--- THE RECORDS Enclosed Below ---

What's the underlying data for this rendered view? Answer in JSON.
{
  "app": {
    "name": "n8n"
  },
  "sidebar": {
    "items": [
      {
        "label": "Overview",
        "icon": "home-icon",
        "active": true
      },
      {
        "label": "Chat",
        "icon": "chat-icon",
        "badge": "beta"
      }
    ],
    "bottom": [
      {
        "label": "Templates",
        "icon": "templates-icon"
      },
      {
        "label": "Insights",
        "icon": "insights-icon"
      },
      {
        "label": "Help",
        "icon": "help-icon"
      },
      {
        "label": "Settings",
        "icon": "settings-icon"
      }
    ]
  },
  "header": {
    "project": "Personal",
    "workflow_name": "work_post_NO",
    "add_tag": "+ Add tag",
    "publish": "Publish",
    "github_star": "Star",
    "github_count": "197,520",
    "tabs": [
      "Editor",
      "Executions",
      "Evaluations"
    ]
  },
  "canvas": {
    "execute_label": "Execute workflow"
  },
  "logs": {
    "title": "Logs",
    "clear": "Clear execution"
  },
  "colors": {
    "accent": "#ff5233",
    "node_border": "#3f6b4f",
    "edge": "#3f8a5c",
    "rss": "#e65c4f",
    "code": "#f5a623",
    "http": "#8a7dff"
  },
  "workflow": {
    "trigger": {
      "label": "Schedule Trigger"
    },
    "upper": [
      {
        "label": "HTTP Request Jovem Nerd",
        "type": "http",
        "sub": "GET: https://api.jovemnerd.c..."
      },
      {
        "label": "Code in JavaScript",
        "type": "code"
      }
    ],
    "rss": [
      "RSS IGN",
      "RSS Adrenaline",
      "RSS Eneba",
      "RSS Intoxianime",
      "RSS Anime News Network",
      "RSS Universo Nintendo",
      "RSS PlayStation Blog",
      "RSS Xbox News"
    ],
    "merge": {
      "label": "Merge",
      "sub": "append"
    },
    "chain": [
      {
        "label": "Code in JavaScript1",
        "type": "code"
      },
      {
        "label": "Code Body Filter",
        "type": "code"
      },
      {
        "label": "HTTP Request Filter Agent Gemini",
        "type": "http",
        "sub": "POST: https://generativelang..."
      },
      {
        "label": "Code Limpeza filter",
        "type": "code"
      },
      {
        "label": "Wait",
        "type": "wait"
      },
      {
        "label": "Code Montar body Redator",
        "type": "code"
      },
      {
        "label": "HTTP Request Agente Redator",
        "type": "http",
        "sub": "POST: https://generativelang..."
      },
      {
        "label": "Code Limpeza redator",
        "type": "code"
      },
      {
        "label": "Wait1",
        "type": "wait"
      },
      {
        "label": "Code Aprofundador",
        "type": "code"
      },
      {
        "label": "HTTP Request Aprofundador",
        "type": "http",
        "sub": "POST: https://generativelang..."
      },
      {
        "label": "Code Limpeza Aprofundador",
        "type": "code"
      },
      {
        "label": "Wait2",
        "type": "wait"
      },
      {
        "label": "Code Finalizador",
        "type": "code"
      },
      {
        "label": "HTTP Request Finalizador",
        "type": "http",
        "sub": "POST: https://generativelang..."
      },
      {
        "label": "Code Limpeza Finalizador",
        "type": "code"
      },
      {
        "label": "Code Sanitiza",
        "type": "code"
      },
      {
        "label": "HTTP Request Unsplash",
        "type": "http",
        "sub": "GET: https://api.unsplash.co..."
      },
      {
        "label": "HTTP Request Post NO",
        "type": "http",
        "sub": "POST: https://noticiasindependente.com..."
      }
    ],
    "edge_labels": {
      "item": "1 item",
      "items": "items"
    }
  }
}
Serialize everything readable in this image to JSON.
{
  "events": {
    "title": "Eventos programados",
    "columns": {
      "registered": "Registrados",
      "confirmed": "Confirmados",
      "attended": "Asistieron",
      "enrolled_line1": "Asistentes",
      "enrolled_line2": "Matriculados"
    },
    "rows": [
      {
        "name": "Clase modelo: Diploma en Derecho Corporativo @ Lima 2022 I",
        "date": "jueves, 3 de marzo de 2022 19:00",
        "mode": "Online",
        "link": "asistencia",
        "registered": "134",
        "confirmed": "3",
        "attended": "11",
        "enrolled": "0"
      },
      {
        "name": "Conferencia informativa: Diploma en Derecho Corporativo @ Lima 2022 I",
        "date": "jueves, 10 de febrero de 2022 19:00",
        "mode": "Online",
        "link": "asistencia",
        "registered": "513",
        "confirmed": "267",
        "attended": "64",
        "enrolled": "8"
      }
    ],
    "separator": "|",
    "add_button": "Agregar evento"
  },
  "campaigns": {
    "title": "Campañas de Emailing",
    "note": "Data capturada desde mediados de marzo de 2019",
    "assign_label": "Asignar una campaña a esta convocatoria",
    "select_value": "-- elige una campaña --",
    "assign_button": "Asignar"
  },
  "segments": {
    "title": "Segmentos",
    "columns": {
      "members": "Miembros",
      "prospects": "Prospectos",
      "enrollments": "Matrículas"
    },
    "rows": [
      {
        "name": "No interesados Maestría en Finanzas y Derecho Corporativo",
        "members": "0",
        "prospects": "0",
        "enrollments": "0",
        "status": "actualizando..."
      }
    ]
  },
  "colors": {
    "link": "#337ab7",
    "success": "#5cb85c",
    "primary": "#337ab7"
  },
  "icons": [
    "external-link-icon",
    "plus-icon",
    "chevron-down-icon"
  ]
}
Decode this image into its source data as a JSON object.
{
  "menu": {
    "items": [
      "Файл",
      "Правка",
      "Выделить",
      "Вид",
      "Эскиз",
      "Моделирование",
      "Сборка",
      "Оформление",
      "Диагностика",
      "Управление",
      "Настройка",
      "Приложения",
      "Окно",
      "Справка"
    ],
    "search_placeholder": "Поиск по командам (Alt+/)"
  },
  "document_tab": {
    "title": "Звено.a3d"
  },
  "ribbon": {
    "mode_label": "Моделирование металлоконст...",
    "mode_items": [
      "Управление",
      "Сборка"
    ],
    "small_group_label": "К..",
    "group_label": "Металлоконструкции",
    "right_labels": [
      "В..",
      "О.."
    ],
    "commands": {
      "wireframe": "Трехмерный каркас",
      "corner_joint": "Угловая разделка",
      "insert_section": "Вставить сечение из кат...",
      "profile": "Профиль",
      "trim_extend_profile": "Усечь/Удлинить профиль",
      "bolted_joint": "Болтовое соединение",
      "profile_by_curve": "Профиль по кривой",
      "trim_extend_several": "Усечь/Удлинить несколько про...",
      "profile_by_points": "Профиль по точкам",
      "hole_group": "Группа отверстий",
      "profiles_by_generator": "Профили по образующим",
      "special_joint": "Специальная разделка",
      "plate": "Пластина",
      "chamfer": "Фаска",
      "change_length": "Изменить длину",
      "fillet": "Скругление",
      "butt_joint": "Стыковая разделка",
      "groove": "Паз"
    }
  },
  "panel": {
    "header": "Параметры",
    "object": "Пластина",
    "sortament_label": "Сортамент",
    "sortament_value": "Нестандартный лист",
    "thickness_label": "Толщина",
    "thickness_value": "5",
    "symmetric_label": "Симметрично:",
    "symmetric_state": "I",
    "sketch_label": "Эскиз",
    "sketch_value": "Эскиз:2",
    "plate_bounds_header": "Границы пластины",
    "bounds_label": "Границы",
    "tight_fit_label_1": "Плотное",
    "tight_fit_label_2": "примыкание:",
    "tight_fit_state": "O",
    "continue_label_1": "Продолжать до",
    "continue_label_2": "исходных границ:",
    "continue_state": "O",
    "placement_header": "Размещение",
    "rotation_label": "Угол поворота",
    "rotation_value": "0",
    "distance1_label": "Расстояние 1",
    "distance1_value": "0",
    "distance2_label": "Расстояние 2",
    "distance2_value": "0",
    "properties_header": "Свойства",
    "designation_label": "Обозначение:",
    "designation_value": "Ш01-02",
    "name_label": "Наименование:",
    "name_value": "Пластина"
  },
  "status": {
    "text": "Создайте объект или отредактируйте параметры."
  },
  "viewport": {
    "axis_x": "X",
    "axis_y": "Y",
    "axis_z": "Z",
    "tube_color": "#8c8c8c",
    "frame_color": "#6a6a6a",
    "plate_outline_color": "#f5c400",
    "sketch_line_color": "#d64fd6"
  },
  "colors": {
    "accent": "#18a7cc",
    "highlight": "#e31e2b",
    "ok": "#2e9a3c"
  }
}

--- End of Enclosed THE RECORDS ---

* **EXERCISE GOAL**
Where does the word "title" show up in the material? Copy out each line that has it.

* **EXPECTED OUTPUT**
    "title": "Logs",
    "title": "Eventos programados",
    "title": "Campañas de Emailing",
    "title": "Segmentos",
    "title": "Звено.a3d"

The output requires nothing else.